====== Source data ======

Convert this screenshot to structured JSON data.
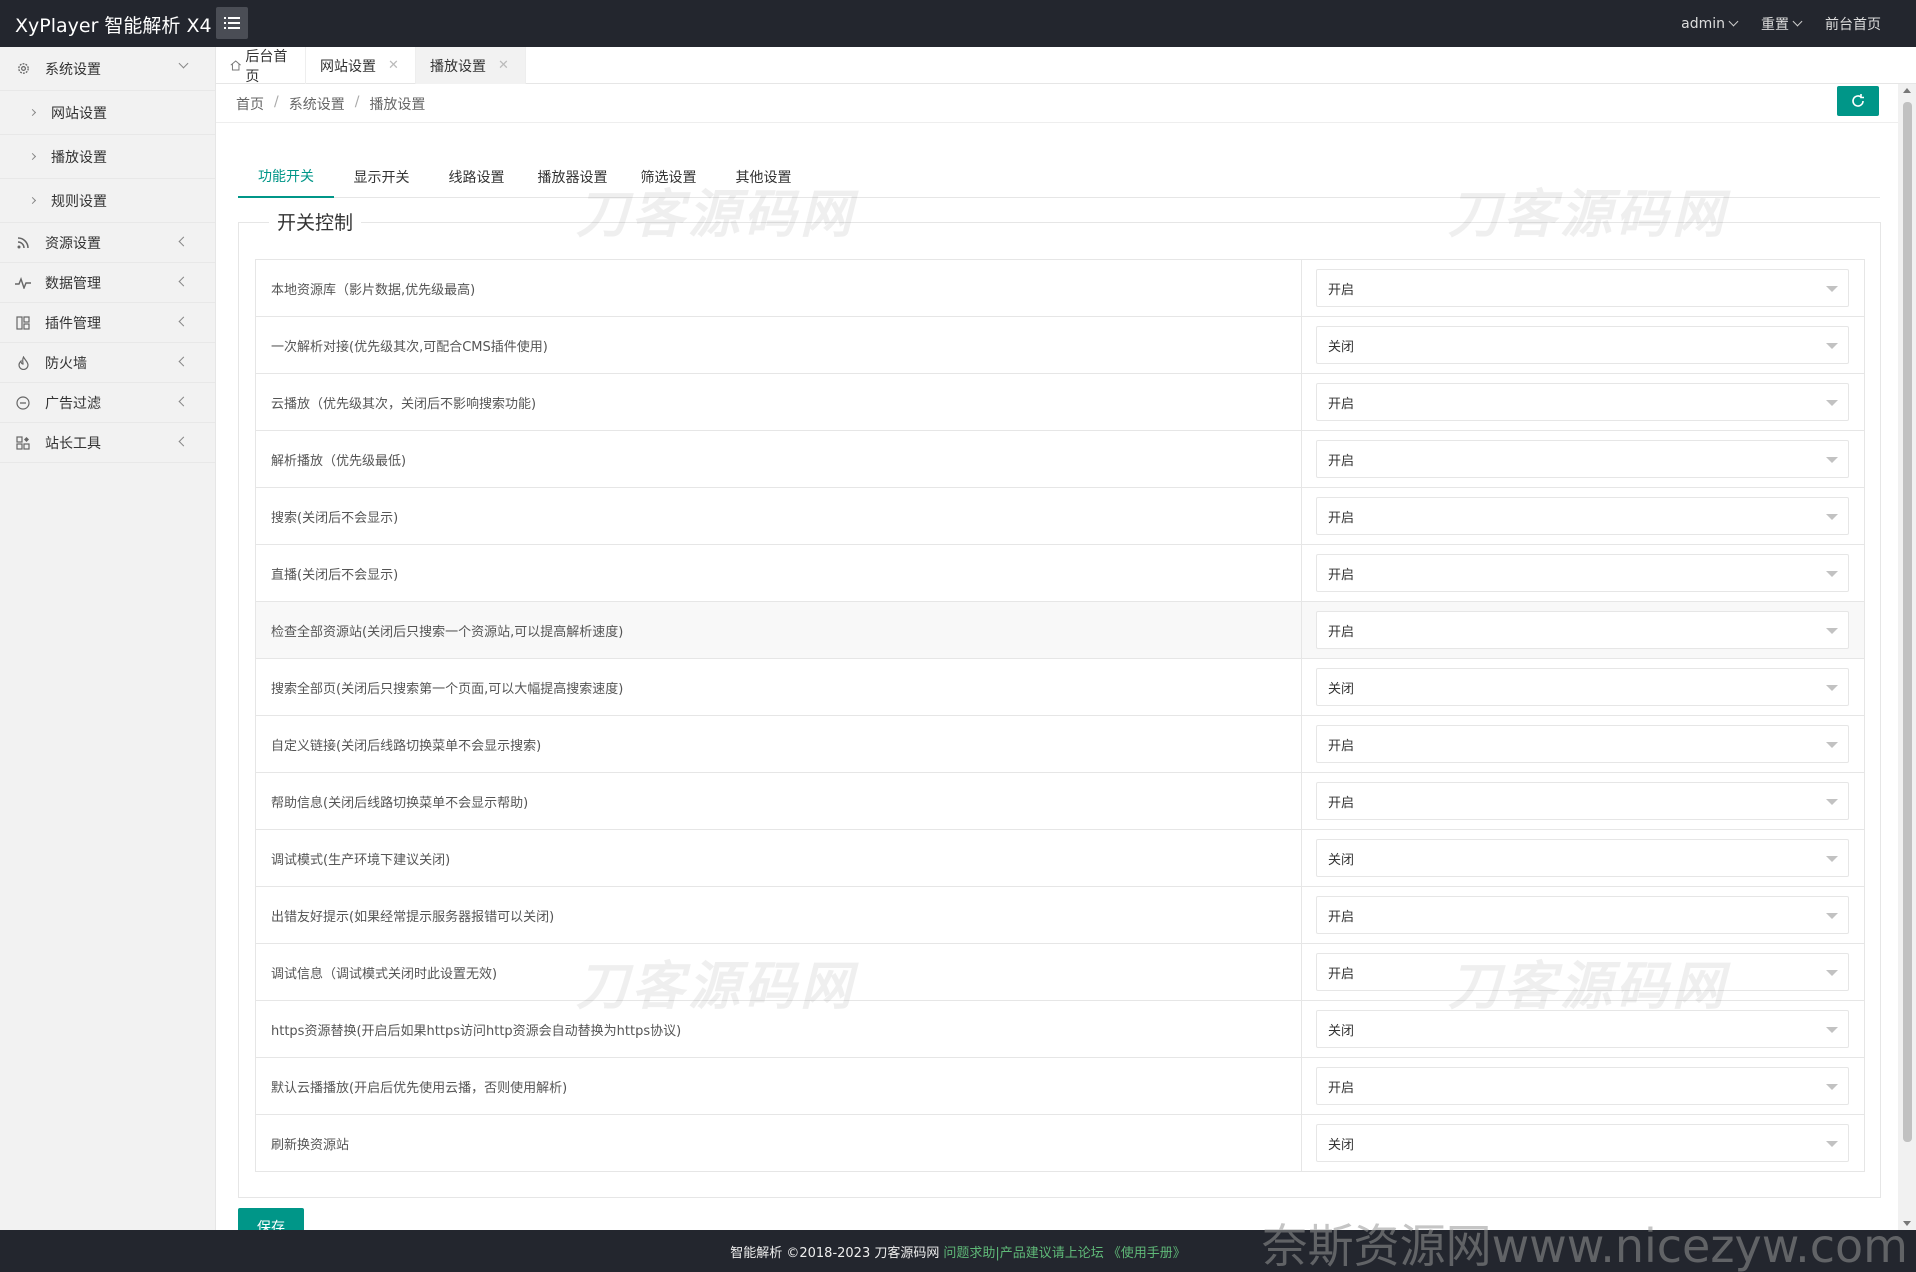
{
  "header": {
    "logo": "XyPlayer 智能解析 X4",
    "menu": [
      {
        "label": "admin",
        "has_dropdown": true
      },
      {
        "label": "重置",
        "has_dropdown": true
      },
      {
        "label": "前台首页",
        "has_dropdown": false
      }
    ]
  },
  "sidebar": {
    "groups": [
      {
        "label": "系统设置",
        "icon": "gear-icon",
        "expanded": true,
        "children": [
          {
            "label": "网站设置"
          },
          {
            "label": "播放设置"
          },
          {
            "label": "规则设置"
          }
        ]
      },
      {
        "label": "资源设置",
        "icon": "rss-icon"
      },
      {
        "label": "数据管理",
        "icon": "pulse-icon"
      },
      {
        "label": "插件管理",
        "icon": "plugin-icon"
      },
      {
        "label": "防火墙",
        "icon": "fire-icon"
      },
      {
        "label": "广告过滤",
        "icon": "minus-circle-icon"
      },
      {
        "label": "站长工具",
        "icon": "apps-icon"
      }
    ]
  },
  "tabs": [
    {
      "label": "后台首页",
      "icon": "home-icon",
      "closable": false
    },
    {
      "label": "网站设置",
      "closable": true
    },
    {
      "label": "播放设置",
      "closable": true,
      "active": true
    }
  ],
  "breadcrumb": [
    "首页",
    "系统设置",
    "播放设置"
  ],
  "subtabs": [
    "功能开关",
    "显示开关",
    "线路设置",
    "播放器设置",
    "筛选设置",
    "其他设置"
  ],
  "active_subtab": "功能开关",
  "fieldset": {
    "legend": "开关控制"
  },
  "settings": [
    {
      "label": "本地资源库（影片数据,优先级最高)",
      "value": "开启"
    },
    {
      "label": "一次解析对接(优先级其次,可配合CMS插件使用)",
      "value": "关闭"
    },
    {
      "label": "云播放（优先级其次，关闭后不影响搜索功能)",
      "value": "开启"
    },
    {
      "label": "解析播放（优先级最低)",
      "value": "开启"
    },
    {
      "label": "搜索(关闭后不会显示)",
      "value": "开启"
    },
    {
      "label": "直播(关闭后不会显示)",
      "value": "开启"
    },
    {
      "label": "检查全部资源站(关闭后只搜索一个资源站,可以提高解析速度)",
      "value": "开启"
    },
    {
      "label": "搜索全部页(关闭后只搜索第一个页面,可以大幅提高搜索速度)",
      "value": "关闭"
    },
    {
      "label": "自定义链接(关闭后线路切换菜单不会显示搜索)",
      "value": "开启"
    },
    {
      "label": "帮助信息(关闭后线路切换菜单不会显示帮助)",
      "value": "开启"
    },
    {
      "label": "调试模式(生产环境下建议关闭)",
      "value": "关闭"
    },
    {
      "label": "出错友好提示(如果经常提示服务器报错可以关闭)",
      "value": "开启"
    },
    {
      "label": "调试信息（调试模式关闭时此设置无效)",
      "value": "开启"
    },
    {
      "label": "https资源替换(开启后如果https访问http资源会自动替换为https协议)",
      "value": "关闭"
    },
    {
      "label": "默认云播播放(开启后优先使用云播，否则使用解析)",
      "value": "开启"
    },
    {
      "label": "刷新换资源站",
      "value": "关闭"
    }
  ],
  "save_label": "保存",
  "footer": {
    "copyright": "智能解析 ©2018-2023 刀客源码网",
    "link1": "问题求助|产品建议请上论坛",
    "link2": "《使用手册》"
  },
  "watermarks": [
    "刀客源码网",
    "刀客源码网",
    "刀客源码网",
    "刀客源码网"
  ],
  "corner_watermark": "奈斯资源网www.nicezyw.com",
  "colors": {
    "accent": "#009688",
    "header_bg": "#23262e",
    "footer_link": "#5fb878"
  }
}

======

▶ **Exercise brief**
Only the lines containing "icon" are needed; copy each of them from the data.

▶ **Output for this exercise**
        "icon": "gear-icon",
        "icon": "rss-icon"
        "icon": "pulse-icon"
        "icon": "plugin-icon"
        "icon": "fire-icon"
        "icon": "minus-circle-icon"
        "icon": "apps-icon"
      "icon": "home-icon",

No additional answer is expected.